Wolves of Lust

end_rape_img-fOn December 17  2012, India woke up in shock to the Nirbhaya incident, a gang rape of unimaginable brutality. The woman called Nirbhaya for the courage with which she clung onto life for 13 days became an icon for India’s women. Her rape sparked candle light marches, protests and demands for action. Five years later four of her rapists were finally sentenced to death. One had already committed suicide in the jail and the last, who was 16 when the rape was committed, had been rehabilitated – though he was apparently, according to press reports, the most brutal of them all. Ironically, the latest amendment to the Juvenile Justice Act 2015 (post this case) has put the bar at 16 years for a male to be tried as an adult for heinous crimes

There have been rapes equally brutal which have gone unnoticed or unpunished simply because they took place in the rural heartlands of the country where the people involved were too poor to protest. Children are raped, babies are raped, old women are raped and the word becomes a joke in the mouths of politicians.

The problem is the objectification of women and an underlying belief that they can be used as battering rams. In a country where daughters are destroyed, gender violence is a part of everyday life, a woman on her own is fair game to a patriarchal society, or even, as in the Nirbhaya case, a woman out in the evening with her boyfriend.  In the Nirbhaya case, the woman clung onto life demanding that her rapists be burned alive for destroying her life. Others have not been so fortunate – their violators have done an efficient job of killing them after the rape and disappearing into the night.

Where the criminals have been caught, courts have shown a vacillation in the sentencing. In February 2014, for example, even after the Nirbhaya case, Justices B S Chauhan and M Y Eqbal found a man guilty of raping his friend’s daughter and strangling her afterwards. Despite the fact that the girl called the rapist uncle, he was given 35 years in prison instead of the death penalty. In February 1999, a culprit was reprieved because his act was not intentional – he had found a minor girl on her own at night, raped her and in gagging her, caused her death. An Allahabad caught sentenced the man to death but a bench of Justices set it aside saying that it was not that rarest of rare cases which deserved death. In December of that year a four-year-old was kidnapped, assaulted and murdered – her rapist too went free because there were inconsistencies in the evidence. The Supreme Court in Haryana commented that for the most part decisions were judge-centric rather than principle based.

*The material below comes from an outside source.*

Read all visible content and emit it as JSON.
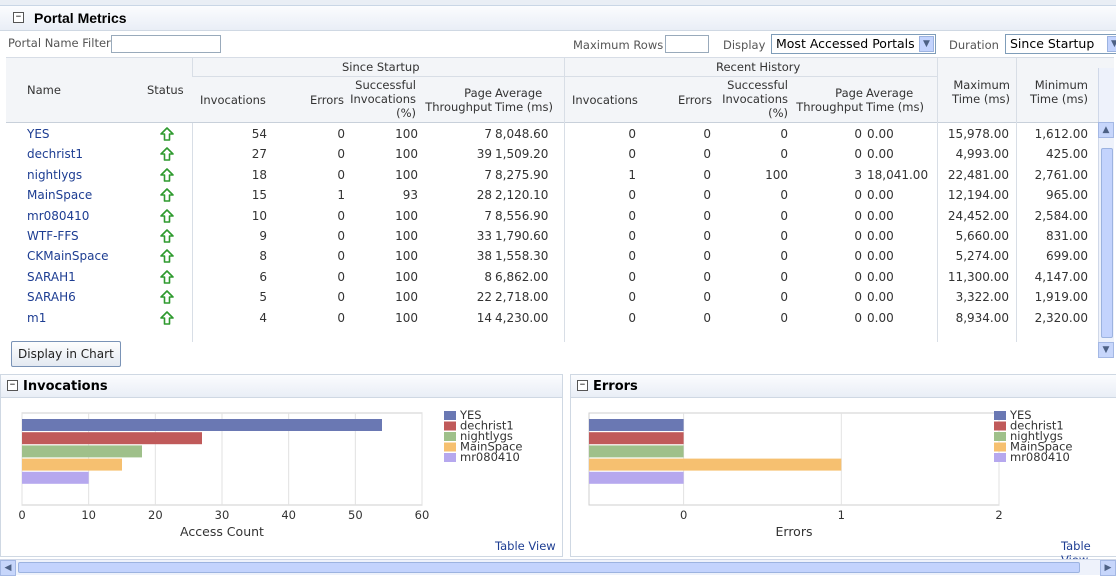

Over two decades, this indecisiveness has only served to strengthen the feeling that India’s women of a certain class are of no relevance. Two-year-olds, five-year-olds are all disposable in the scheme of things and pathetic bodies stuffed in gunnysacks are forgotten in a world obsessed for the most part with survival.  A spiritual leader Baba Asaram, also incidentally accused of rape, commented that Nirbhaya was as guilty as her rapists and should have called them her brothers and recited mantras to them. Another extreme Hindu Right supremo claimed that rapes occurred only in cities because women wore ‘less clothes’. While a third said broadly ‘boys will be boys’.

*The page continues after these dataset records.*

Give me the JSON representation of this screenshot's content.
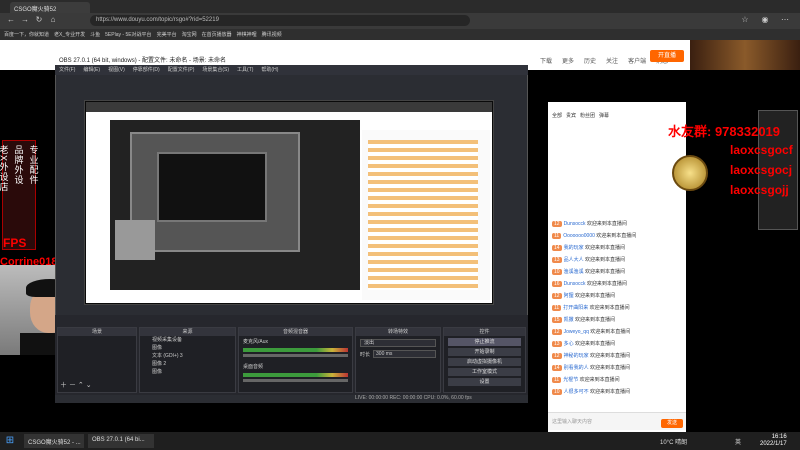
{
  "browser": {
    "tab_title": "CSGO魔火骑52",
    "url": "https://www.douyu.com/topic/rsgo#?rid=52219",
    "bookmarks": [
      "百度一下，你就知道",
      "老X_专业开发",
      "斗鱼",
      "5EPlay - 5E对战平台",
      "完美平台",
      "淘宝网",
      "在首页播放器",
      "神棋神哩",
      "腾讯视频"
    ]
  },
  "douyu": {
    "top_right": [
      "下载",
      "更多",
      "历史",
      "关注",
      "客户端",
      "消息"
    ],
    "open_stream": "开直播"
  },
  "overlay": {
    "left_ad_line1": "品牌外设",
    "left_ad_line2": "专业配件",
    "left_ad_line3": "老X外设店",
    "fps": "FPS",
    "name": "Corrine018401",
    "qq": "水友群: 978332019",
    "laox1": "laoxcsgocf",
    "laox2": "laoxcsgocj",
    "laox3": "laoxcsgojj"
  },
  "obs": {
    "title": "OBS 27.0.1 (64 bit, windows) - 配置文件: 未命名 - 场景: 未命名",
    "menu": [
      "文件(F)",
      "编辑(E)",
      "视图(V)",
      "停靠部件(D)",
      "配置文件(P)",
      "场景集合(S)",
      "工具(T)",
      "帮助(H)"
    ],
    "panels": {
      "scenes": "场景",
      "sources": "来源",
      "mixer": "音频混音器",
      "transitions": "转场特效",
      "controls": "控件"
    },
    "sources": [
      "视频采集设备",
      "图像",
      "文本 (GDI+) 3",
      "图像 2",
      "图像"
    ],
    "mixer_channels": [
      "麦克风/Aux",
      "桌面音频"
    ],
    "transition": "淡出",
    "duration_label": "时长",
    "duration": "300 ms",
    "controls": [
      "停止推流",
      "开始录制",
      "启动虚拟摄像机",
      "工作室模式",
      "设置",
      "退出"
    ],
    "status": "LIVE: 00:00:00   REC: 00:00:00   CPU: 0.0%, 60.00 fps"
  },
  "chat": {
    "tabs": [
      "全部",
      "贵宾",
      "粉丝团",
      "弹幕"
    ],
    "send": "发送",
    "input_placeholder": "这里输入聊天内容",
    "lines": [
      {
        "lvl": "12",
        "name": "Dunsocck",
        "msg": "欢迎来到本直播间"
      },
      {
        "lvl": "11",
        "name": "Ooooooo0000",
        "msg": "欢迎来到本直播间"
      },
      {
        "lvl": "14",
        "name": "我的玩家",
        "msg": "欢迎来到本直播间"
      },
      {
        "lvl": "13",
        "name": "品人大人",
        "msg": "欢迎来到本直播间"
      },
      {
        "lvl": "10",
        "name": "渔溪渔溪",
        "msg": "欢迎来到本直播间"
      },
      {
        "lvl": "16",
        "name": "Dunsocck",
        "msg": "欢迎来到本直播间"
      },
      {
        "lvl": "12",
        "name": "阿狸",
        "msg": "欢迎来到本直播间"
      },
      {
        "lvl": "11",
        "name": "打开曲阳来",
        "msg": "欢迎来到本直播间"
      },
      {
        "lvl": "15",
        "name": "凯撒",
        "msg": "欢迎来到本直播间"
      },
      {
        "lvl": "12",
        "name": "Joweyo_qq",
        "msg": "欢迎来到本直播间"
      },
      {
        "lvl": "13",
        "name": "多心",
        "msg": "欢迎来到本直播间"
      },
      {
        "lvl": "12",
        "name": "神秘的玩家",
        "msg": "欢迎来到本直播间"
      },
      {
        "lvl": "14",
        "name": "别看我的人",
        "msg": "欢迎来到本直播间"
      },
      {
        "lvl": "11",
        "name": "光棍节",
        "msg": "欢迎来到本直播间"
      },
      {
        "lvl": "10",
        "name": "人很多可不",
        "msg": "欢迎来到本直播间"
      }
    ]
  },
  "taskbar": {
    "items": [
      "CSGO魔火骑52 - ...",
      "OBS 27.0.1 (64 bi..."
    ],
    "weather": "10°C 晴朗",
    "ime": "英",
    "time": "16:16",
    "date": "2022/1/17"
  }
}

Has the Nirbhaya verdict changed anything for India’s women? Hardly. An eight-year-old was raped a week after the Supreme Court sentence in a recently inaugurated school in Patna. Nirbhaya is an ‘ideal’ that no one will apply to the rest unless India’s prominent women continue to protest publicly and vociferously – and even then the outcry will not touch the backwaters. God, a woman said, sees the truth and waits.

Anjana Basu